“I had quite a weekend planned (parties and a football game with my friends tomorrow afternoon), so I shrugged my shoulders and went on. As I was walking, I saw a bunch of kids running toward him. They ran at him, knocking all his books out of his arms and tripping him so he landed in the dirt. His glasses went flying, and I saw them land in the grass about ten feet from him...He looked up and I saw this terrible sadness in his eyes. My heart went out to him. So, I jogged over to him as he crawled around looking for his glasses, and I saw a tear in his eye.

“As I handed him his glasses, I said, 'Those guys are jerks.' They really should get lives.' He looked at me and said, 'Hey thanks!’ There was a big smile on his face. It was one of those smiles that showed real gratitude. I helped him pick up his books, and asked him where he lived.

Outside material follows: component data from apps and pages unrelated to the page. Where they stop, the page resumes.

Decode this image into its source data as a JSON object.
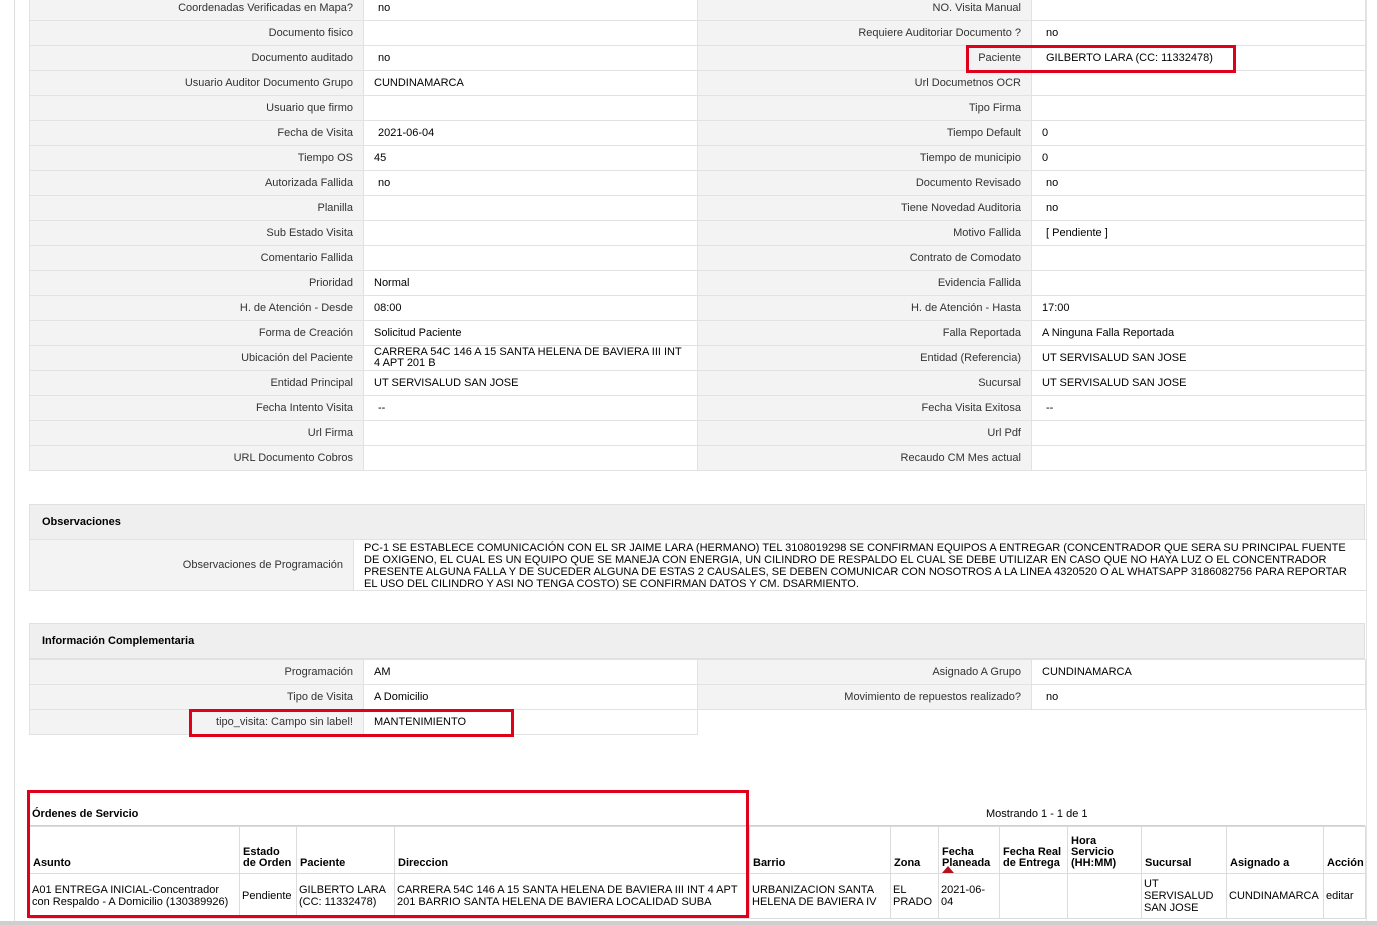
{
  "details": {
    "rows": [
      [
        "Coordenadas Verificadas en Mapa?",
        "no",
        "NO. Visita Manual",
        ""
      ],
      [
        "Documento fisico",
        "",
        "Requiere Auditoriar Documento ?",
        "no"
      ],
      [
        "Documento auditado",
        "no",
        "Paciente",
        "GILBERTO LARA (CC: 11332478)"
      ],
      [
        "Usuario Auditor Documento Grupo",
        "CUNDINAMARCA",
        "Url Documetnos OCR",
        ""
      ],
      [
        "Usuario que firmo",
        "",
        "Tipo Firma",
        ""
      ],
      [
        "Fecha de Visita",
        "2021-06-04",
        "Tiempo Default",
        "0"
      ],
      [
        "Tiempo OS",
        "45",
        "Tiempo de municipio",
        "0"
      ],
      [
        "Autorizada Fallida",
        "no",
        "Documento Revisado",
        "no"
      ],
      [
        "Planilla",
        "",
        "Tiene Novedad Auditoria",
        "no"
      ],
      [
        "Sub Estado Visita",
        "",
        "Motivo Fallida",
        "[ Pendiente ]"
      ],
      [
        "Comentario Fallida",
        "",
        "Contrato de Comodato",
        ""
      ],
      [
        "Prioridad",
        "Normal",
        "Evidencia Fallida",
        ""
      ],
      [
        "H. de Atención - Desde",
        "08:00",
        "H. de Atención - Hasta",
        "17:00"
      ],
      [
        "Forma de Creación",
        "Solicitud Paciente",
        "Falla Reportada",
        "A Ninguna Falla Reportada"
      ],
      [
        "Ubicación del Paciente",
        "CARRERA 54C 146 A 15 SANTA HELENA DE BAVIERA III INT 4 APT 201 B",
        "Entidad (Referencia)",
        "UT SERVISALUD SAN JOSE"
      ],
      [
        "Entidad Principal",
        "UT SERVISALUD SAN JOSE",
        "Sucursal",
        "UT SERVISALUD SAN JOSE"
      ],
      [
        "Fecha Intento Visita",
        "--",
        "Fecha Visita Exitosa",
        "--"
      ],
      [
        "Url Firma",
        "",
        "Url Pdf",
        ""
      ],
      [
        "URL Documento Cobros",
        "",
        "Recaudo CM Mes actual",
        ""
      ]
    ]
  },
  "observaciones": {
    "title": "Observaciones",
    "label": "Observaciones de Programación",
    "text": "   PC-1 SE ESTABLECE COMUNICACIÓN CON EL SR JAIME LARA (HERMANO) TEL 3108019298 SE CONFIRMAN EQUIPOS A ENTREGAR (CONCENTRADOR QUE SERA SU PRINCIPAL FUENTE DE OXIGENO, EL CUAL ES UN EQUIPO QUE SE MANEJA CON ENERGIA, UN CILINDRO DE RESPALDO EL CUAL SE DEBE UTILIZAR EN CASO QUE NO HAYA LUZ O EL CONCENTRADOR PRESENTE ALGUNA FALLA Y DE SUCEDER ALGUNA DE ESTAS 2 CAUSALES, SE DEBEN COMUNICAR CON NOSOTROS A LA LINEA 4320520 O AL WHATSAPP 3186082756 PARA REPORTAR EL USO DEL CILINDRO Y ASI NO TENGA COSTO) SE CONFIRMAN DATOS Y CM. DSARMIENTO."
  },
  "complementaria": {
    "title": "Información Complementaria",
    "rows": [
      [
        "Programación",
        "AM",
        "Asignado A Grupo",
        "CUNDINAMARCA"
      ],
      [
        "Tipo de Visita",
        "A Domicilio",
        "Movimiento de repuestos realizado?",
        "no"
      ],
      [
        "tipo_visita: Campo sin label!",
        "MANTENIMIENTO"
      ]
    ]
  },
  "orders": {
    "title": "Órdenes de Servicio",
    "count_text": "Mostrando 1 - 1 de 1",
    "headers": [
      "Asunto",
      "Estado de Orden",
      "Paciente",
      "Direccion",
      "Barrio",
      "Zona",
      "Fecha Planeada",
      "Fecha Real de Entrega",
      "Hora Servicio (HH:MM)",
      "Sucursal",
      "Asignado a",
      "Acción"
    ],
    "row": {
      "asunto": "A01 ENTREGA INICIAL-Concentrador con Respaldo - A Domicilio (130389926)",
      "estado": "Pendiente",
      "paciente": "GILBERTO LARA (CC: 11332478)",
      "direccion": "CARRERA 54C 146 A 15 SANTA HELENA DE BAVIERA III INT 4 APT 201 BARRIO SANTA HELENA DE BAVIERA LOCALIDAD SUBA",
      "barrio": "URBANIZACION SANTA HELENA DE BAVIERA IV",
      "zona": "EL PRADO",
      "fecha_planeada": "2021-06-04",
      "fecha_real": "",
      "hora": "",
      "sucursal": "UT SERVISALUD SAN JOSE",
      "asignado": "CUNDINAMARCA",
      "accion": "editar"
    }
  },
  "highlight_color": "#e1001c"
}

“As it turned out, he lived near me, so I asked him why I had never seen him before. He said he had gone to a private school. I would have never hung out with a private school kid before. We talked all the way home, and I carried some of his books. He turned out to be a pretty cool kid. I asked him if he wanted to play a little football with my friends. He said yes. We hung out all weekend and the more I got to know Kyle, the more I liked him, and my friends thought the same of him.

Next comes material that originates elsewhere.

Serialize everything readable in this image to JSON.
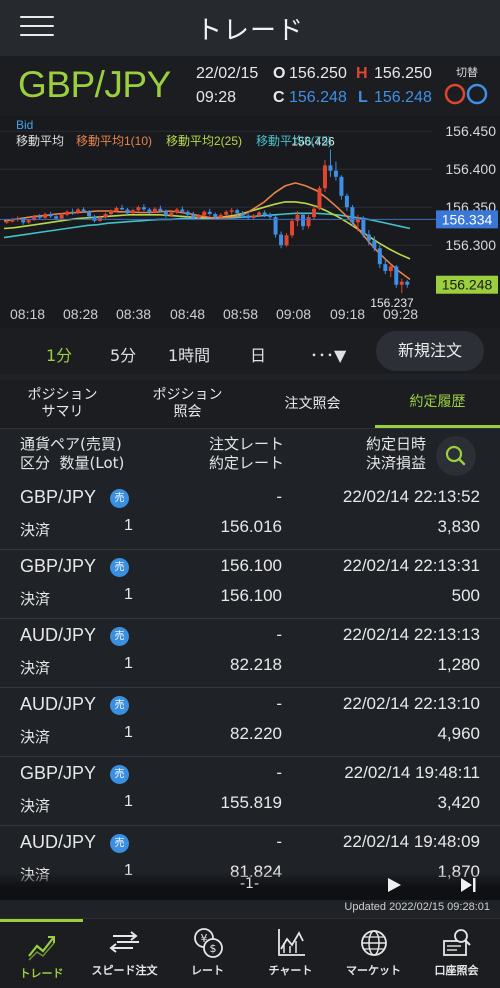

“Monday morning came, and there was Kyle with the huge stack of books again. I stopped him and said, 'Boy, you are gonna really build some serious muscles with this pile of books everyday!' He just laughed and handed me half the books.

“Over the next four years, Kyle and I became best friends. When we were seniors we began to think about college. Kyle decided on Georgetown and I was going to Duke. I knew that we would always be friends, that the miles would never be a problem. He was going to be a doctor and I was going for business on a football scholarship. Kyle was valedictorian of our class. I teased him all the time about being a nerd. He had to prepare a speech for graduation. I was so glad it wasn't me having to get up there and speak.

“Graduation day, Kyle looked great; he was one of those guys that really found himself during high school. He filled out and actually looked good in glasses. All the girls loved him and he had more dates than I had. Sometimes I was jealous! Today was one of those days. I could see that he was nervous about his speech. So, I smacked him on the back and said, 'Hey, big guy, you'll be great!' He looked at me with one of those looks (the really grateful one) and smiled. 'Thanks,' he said.

“As he started his speech, he cleared his throat, and began 'Graduation is a time to thank those who helped you make it through those tough years. Your parents, your teachers, your siblings, maybe a coach...but mostly your friends....I am here to tell all of you that being a friend to someone is the most powerful gift you can give them. I am going to tell you a story.'

“I just looked at my friend with disbelief as he told about the first day we met; how he’d planned to kill himself over the weekend. He talked of how he’d cleaned out his locker so his Mom wouldn't have to do it later and was carrying his stuff home. He looked hard at me and gave me a little smile. 'Thankfully, I was saved. My friend saved me from doing the unspeakable.’
I heard the gasp go through the crowd as this handsome, popular boy told us all about his weakest moment. I saw his mom and dad look at me and smile that same grateful smile. Not until that moment did I realize its depth. Never did I realize what I’d done. Don’t ever underestimate the power of your actions.” Remember, who you are DOES make difference. Don’t forget that, or as I told one of my fellow colleagues, ‘when you stop improving your game, your game stops improving.’ Failure is not an option, particularly when you have friends like the person sitting next to you willing to help.
So there it is. Greg, I hope I filled the “voids.” WORD! Remember, the power, the peril, and the promise that comes with information. Information liberates. It allows you to help the world become better. As Gandhi tells us “You are the change you want to see in the world.” Make a difference.

Delivered to The Alpha Gamma Pi chapter
May 8, 2010 at the Rio Grande campus,
Austin Community College, Texas in the Main Theatre.